Mental health charity Mind has warned that guidance released this
week by the National Institute for Clinical Excellence on the use
of shock therapy is not robust enough.
Chief executive Richard Brook said the guidance from the NHS
watchdog, which says electroconvulsive therapy should only be used
on individuals with severe depressive illness, catatonia or those
suffering from a prolonged or severe manic episode, did not go far
“We are pleased that some measures have been taken to address
patients’ needs but we still want to see robust safeguards that
will prevent people from being given ECT when they are opposed to
it,” he said.
He added that the administration of ECT, a controversial practice
that involves placing electrodes on the patient’s temples, had been
“stuck in the dark ages for too long”.
The charity, which has questioned the effectiveness of shock
therapy, is calling for patient safeguards to be enshrined in law.
Clinical director at Nice, professor Peter Littlejohns, described
the guidance as “good news” for professionals and service users,
adding that Nice was aware that “some service users have concerns
about the use of ECT”.
The Royal College of Psychiatrists has launched an ECT
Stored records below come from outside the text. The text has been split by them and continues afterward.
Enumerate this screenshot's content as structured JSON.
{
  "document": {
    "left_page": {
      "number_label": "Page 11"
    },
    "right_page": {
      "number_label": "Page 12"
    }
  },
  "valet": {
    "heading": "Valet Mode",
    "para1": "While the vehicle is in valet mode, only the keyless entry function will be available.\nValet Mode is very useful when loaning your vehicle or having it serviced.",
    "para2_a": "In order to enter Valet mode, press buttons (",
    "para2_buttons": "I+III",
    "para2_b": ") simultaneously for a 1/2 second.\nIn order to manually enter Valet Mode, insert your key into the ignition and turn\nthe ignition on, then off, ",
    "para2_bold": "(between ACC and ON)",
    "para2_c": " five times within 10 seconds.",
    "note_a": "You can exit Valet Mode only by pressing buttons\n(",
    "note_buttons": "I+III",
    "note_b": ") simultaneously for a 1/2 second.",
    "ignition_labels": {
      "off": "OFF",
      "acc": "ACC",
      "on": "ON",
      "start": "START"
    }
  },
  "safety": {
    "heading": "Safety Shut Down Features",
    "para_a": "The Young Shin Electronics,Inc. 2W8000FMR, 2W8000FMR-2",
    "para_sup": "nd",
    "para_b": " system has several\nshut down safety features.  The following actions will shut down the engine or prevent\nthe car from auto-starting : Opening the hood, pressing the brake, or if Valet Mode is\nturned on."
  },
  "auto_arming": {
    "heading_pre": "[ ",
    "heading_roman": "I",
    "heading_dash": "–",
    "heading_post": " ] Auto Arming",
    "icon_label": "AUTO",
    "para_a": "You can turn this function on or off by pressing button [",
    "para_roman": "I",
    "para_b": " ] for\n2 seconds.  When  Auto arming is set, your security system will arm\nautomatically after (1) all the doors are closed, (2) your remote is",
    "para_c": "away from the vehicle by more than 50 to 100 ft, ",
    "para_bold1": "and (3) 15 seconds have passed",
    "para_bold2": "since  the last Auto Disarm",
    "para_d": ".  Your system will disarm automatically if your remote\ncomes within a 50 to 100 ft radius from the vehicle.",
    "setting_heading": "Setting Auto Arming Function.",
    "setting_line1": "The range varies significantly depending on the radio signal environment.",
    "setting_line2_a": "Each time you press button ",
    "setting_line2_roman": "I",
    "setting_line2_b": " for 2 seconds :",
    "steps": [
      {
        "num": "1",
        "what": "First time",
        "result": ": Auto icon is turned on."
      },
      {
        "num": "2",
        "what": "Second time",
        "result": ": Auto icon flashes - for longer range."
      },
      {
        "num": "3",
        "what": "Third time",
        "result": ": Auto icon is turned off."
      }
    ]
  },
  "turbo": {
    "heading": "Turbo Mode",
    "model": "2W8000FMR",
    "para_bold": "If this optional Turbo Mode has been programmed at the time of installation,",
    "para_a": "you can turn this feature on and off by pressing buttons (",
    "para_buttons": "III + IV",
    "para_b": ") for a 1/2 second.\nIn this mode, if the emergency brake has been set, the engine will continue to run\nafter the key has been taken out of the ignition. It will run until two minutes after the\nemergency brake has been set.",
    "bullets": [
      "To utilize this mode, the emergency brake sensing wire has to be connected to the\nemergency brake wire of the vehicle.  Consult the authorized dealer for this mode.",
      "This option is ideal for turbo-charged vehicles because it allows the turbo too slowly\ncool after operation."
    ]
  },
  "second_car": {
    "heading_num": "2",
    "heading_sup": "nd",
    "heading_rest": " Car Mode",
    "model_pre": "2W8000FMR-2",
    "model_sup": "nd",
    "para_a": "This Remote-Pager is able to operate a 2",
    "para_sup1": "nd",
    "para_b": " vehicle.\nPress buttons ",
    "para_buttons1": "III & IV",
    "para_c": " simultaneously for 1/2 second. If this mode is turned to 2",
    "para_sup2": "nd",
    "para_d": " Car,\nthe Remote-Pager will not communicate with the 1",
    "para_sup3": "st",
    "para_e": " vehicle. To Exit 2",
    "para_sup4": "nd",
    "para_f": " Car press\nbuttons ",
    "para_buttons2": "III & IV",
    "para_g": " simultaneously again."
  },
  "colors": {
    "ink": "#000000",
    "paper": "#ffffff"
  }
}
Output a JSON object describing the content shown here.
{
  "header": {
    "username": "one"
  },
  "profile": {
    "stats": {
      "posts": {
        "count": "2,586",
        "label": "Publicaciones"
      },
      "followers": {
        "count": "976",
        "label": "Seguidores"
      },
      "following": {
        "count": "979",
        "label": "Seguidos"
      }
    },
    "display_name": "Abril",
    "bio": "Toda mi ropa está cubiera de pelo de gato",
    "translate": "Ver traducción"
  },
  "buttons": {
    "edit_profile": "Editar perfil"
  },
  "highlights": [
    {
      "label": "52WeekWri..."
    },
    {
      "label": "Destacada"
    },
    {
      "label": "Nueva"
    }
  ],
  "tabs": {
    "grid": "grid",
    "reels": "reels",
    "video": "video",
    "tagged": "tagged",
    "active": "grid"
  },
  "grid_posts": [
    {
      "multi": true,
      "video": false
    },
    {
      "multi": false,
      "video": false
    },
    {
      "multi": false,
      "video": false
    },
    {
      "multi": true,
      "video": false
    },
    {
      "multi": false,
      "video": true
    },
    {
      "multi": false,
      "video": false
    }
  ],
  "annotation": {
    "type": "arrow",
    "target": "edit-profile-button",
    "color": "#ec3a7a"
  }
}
accreditation service, which aims to raise standards in the
administration of the therapy, to coincide with the guidance.